On Fred's Announcement
BY Patrick Ruffini | Saturday, September 1 2007
Allen Fuller has a great post up discussing Fred's online announcement on September 6th. For whatever reason, people's antennae seem to go up whenever there's an inkling of Fred running a video-based campaign, and this is no exception.
Fred Thompson will launch a legitimate campaign for President via webcast. That's just unreal. Sure, Hillary and Edwards and all them did it months ago, but that was months ago when there was no pressure and relatively little media attention. I'm as much of a new media guy as anyone, and I applaud them for going for it, but this is risky at best. Friends of Fred Thompson will not get nearly the attention from the mainstream media as a big event on the square in Lawrenceburg, Tenn. would. On the other hand, this does play to his strength. He is a professional TV actor after all. I'd imagine they will allow networks to play the broadcast-quality video live as well. Either way it is a go-for-broke strategy and I'm interested to see how it plays out.
I for one applaud Fred for announcing on the Web. It's a strategy I've advocated for candidates in different settings for months. With that said, context matters. And to put it mildly, I don't think they've handled the run-up to this announcement very well.
Let's rewind to the Hillary and Obama online announcements. What key element did they have in common? Surprise. No one knew they were doing it until their visage popped up on their newly launched Presidential sites. This created a powerful, almost irresistible rush of Google-driven traffic to their candidate websites. In fact, I can tell you exactly where I was for each of them. On the Tuesday morning Obama announced I was at a meeting offsite and dropped in on a friend in his office, where he showed me the video on his workstation. And the next Saturday morning, I remember getting the Hillary Clinton e-mail titled "I'm in." Two things stand out: one, I don't think I ever opened and rushed to click through on an email so fast, and second, I felt really behind the news cycle because the email had been sent a mere hour before. This was Hillary Clinton making a major strategic announcement... in an email.
The lesson here is that the element of surprise combined with exclusivity on the Web combined to create a blockbuster traffic day on these sites. While on the site, newly minted supporters could contribute or sign up for emails. On each of their announcement days, I estimate that Clinton and Obama netted at least $500,000 and 50,000 email supporters, though I have reason to believe this is a conservative estimate. And the big point I made in my presentation on Wednesday is that this type of low-dollar fundraising and email recruitment is not a one-off. The people recruited that day will continue to give money, volunteer, and add value until the campaign is over.

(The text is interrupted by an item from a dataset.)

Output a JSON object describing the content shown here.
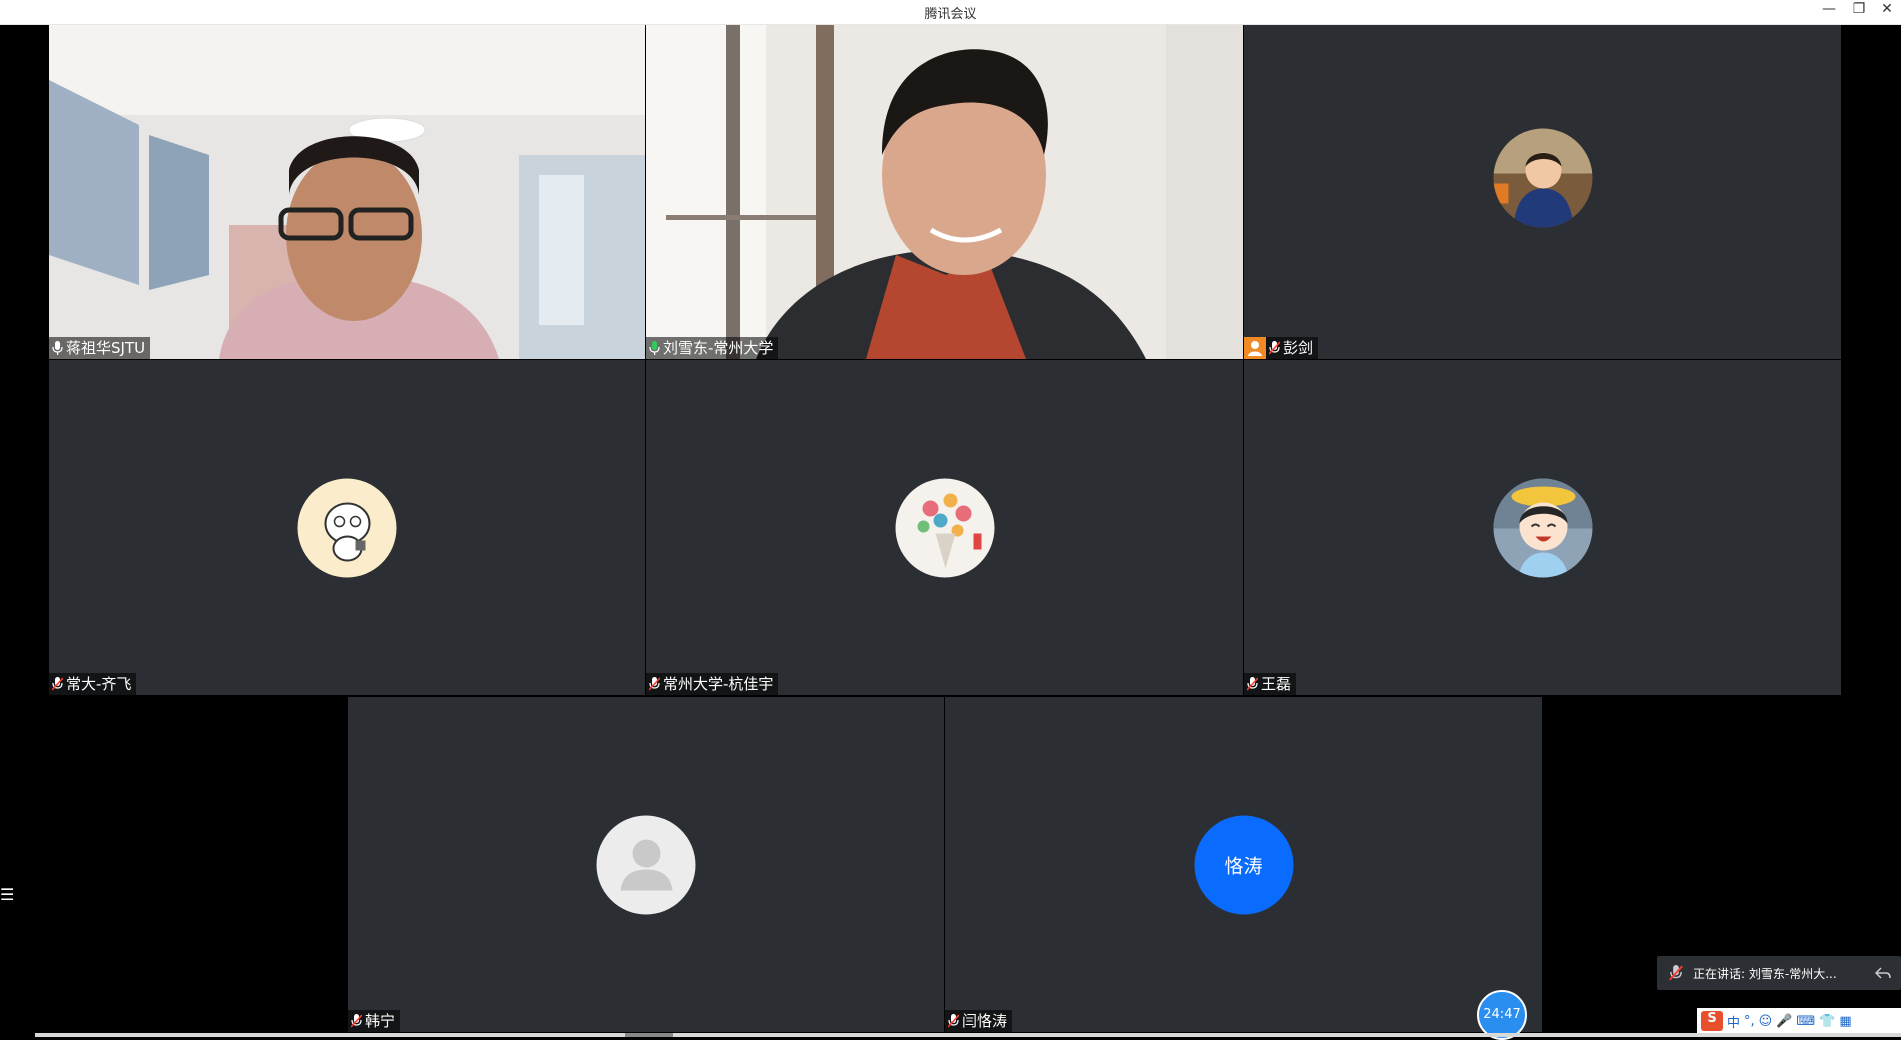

Therein lies the advantage of a virtual over a traditional announcement: the virtual kind has tangible fundraising and base-building benefits. By contrast, go on Hannity or Larry King or do an event that gets covered by the cables and you might get shuffled into the short term memory of 2 to 3 million people, but the effect on your Web traffic is prophylactic. If TV viewers want to donate, they have to be motivated enough to go to their computer, Google you (make sure your site is #1 and/or you have bought AdWords!), and see a context-less site that may not yet make mention of this breaking news, and then stumble upon a contribution link. That's a lot less effective than roadblocking people to your site, creating the impression that the only way to get it is by going to your site, and then monetizing this vastly larger audience.

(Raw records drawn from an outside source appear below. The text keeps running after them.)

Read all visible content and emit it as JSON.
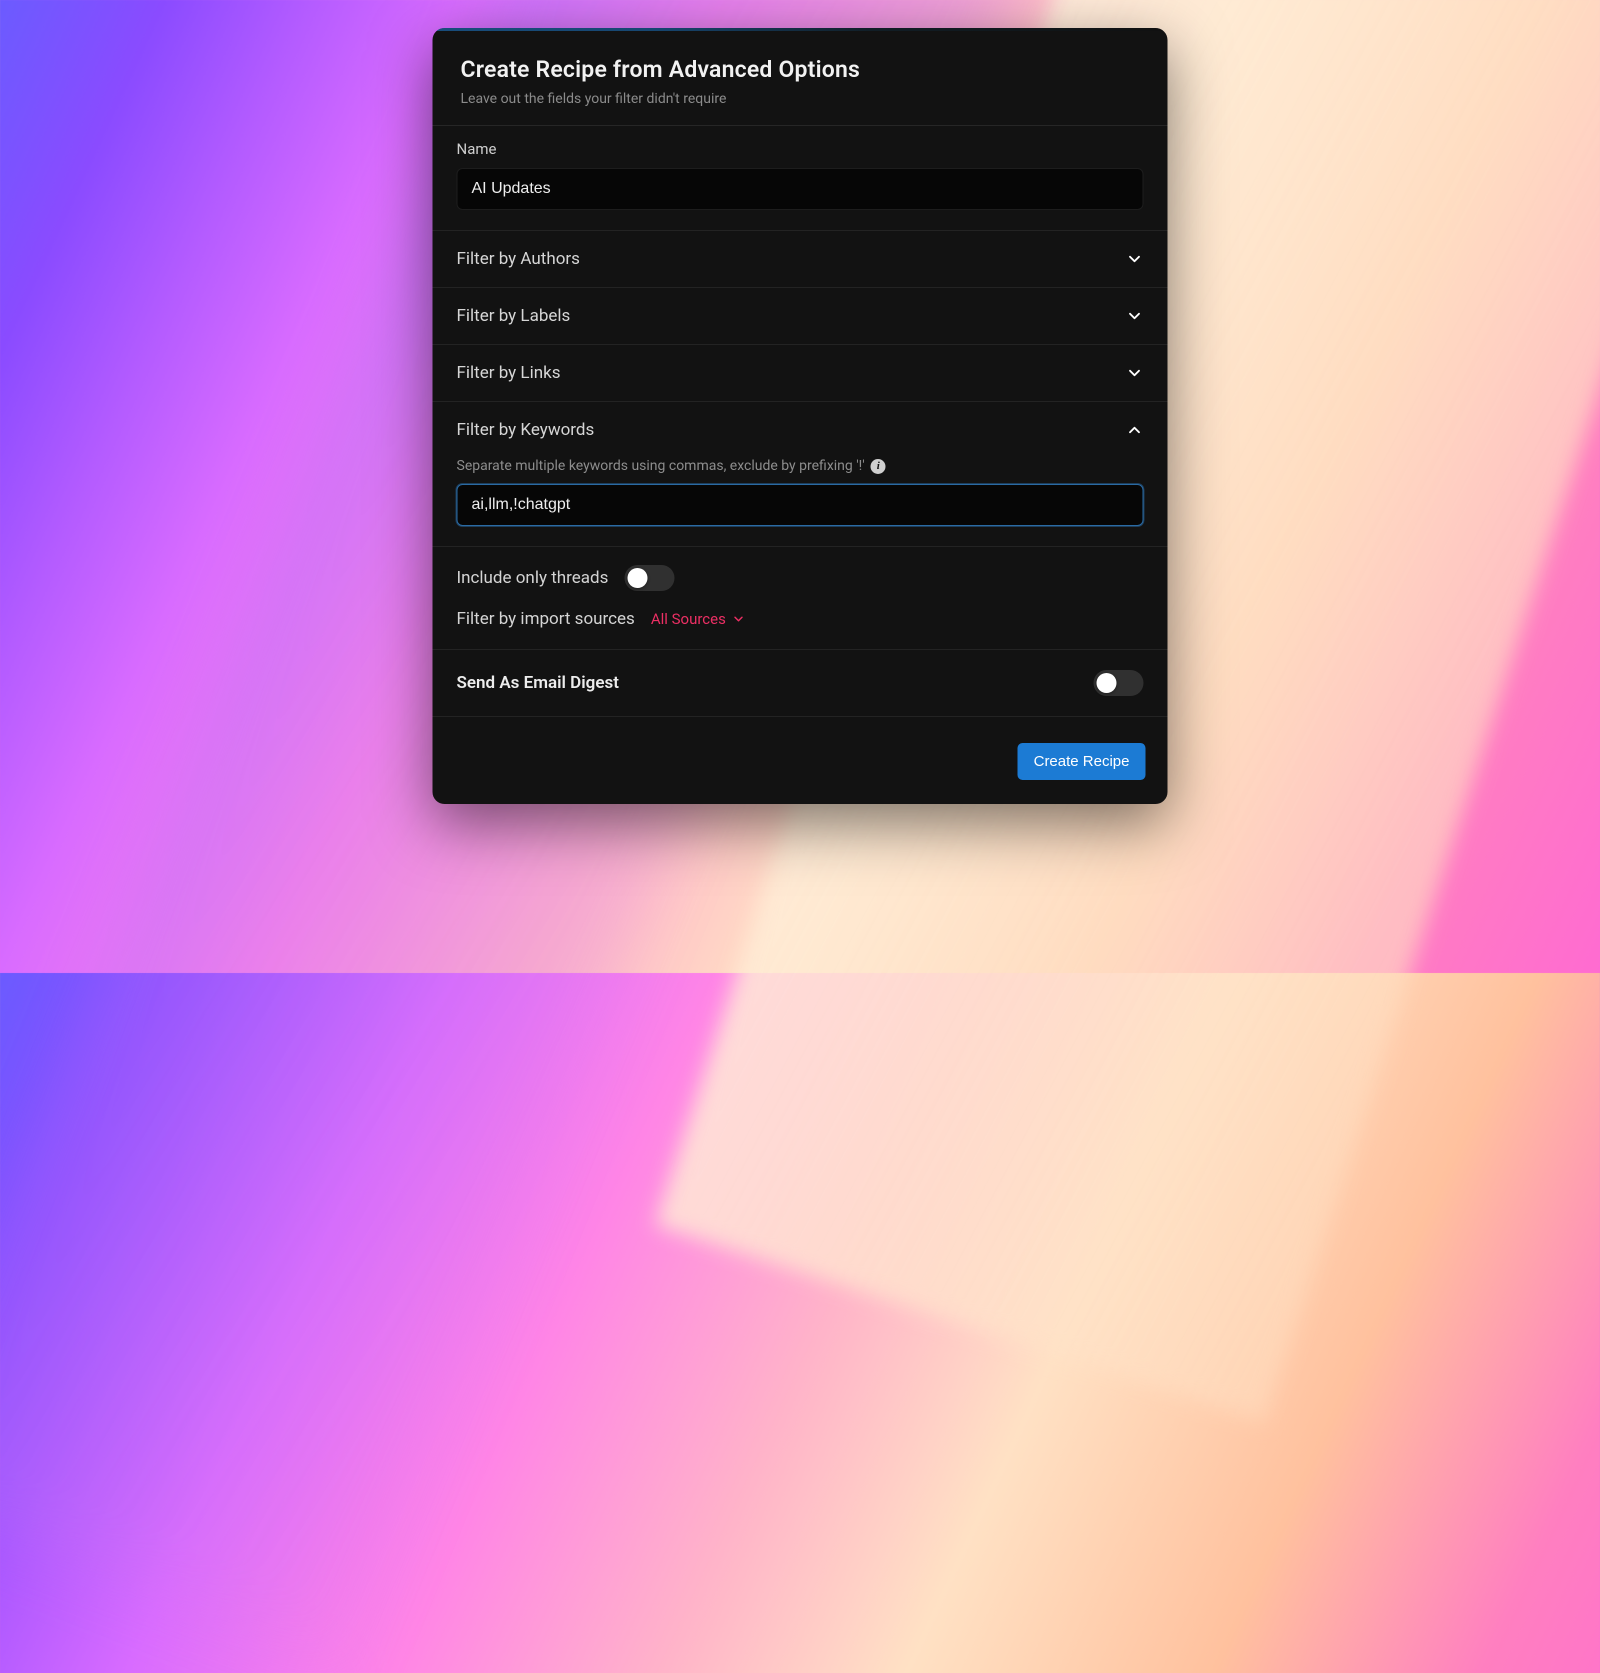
{
  "header": {
    "title": "Create Recipe from Advanced Options",
    "subtitle": "Leave out the fields your filter didn't require"
  },
  "name": {
    "label": "Name",
    "value": "AI Updates"
  },
  "accordions": {
    "authors": "Filter by Authors",
    "labels": "Filter by Labels",
    "links": "Filter by Links",
    "keywords": "Filter by Keywords"
  },
  "keywords": {
    "hint": "Separate multiple keywords using commas, exclude by prefixing '!'",
    "value": "ai,llm,!chatgpt"
  },
  "options": {
    "threads_label": "Include only threads",
    "threads_on": false,
    "sources_label": "Filter by import sources",
    "sources_value": "All Sources"
  },
  "digest": {
    "label": "Send As Email Digest",
    "on": false
  },
  "footer": {
    "submit": "Create Recipe"
  }
}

But context and surprise matters. These kinds of virtual announcements can lose their potency if people don't feel it's really news. It wasn't a huge surprise that both Clinton and Obama would get into the Presidential race. Where and when was a matter of huge speculation, and each of them effectively answered it in one titilating email.
Simply put, the time for Fred to do a video announcement is not now, but in early June when there was rampant speculation over whether he would run. (Remember, this was when people thought he was a stalking horse for McCain!) And he didn't even need to "announce." He could have simply unveiled his site and invited people to join his "testing the waters" committee -- similar to how Obama announced an "exploratory" effort on January 15th. Then he could have done a traditional announcement later.
Fred's first day fundraising numbers were phenomenal nonetheless, but he could have doubled or tripled them by ending the speculation with a well-timed Internet video.
There is no doubt that ImWithFred.com will see a large traffic bump next Thursday, but it probably won't be as large as it could have been because this is 1) his secondary announcement, and 2) there's no surprise to it (they announced this new media strategy in the stodgiest way possible -- on a conference call with big donors). But I could be wrong: Obama saw bigger traffic for his real announcement than for his exploratory announcement.
Fred-skeptics have picked apart his video-driven strategy as a sign of laziness. But the Internet is not an "either-or" medium; it is the ultimate "and" medium. And it's by far the most candidate-friendly. Traditional media will not boycott an announcement just because it's online. They'll play your video on the air. But the reference to it being online invites viewers to go to your site to get the full thing in its entirety. That's not the case for B-roll from a traditional announcement rally, because it's not obvious where to go to get the raw, unfiltered footage.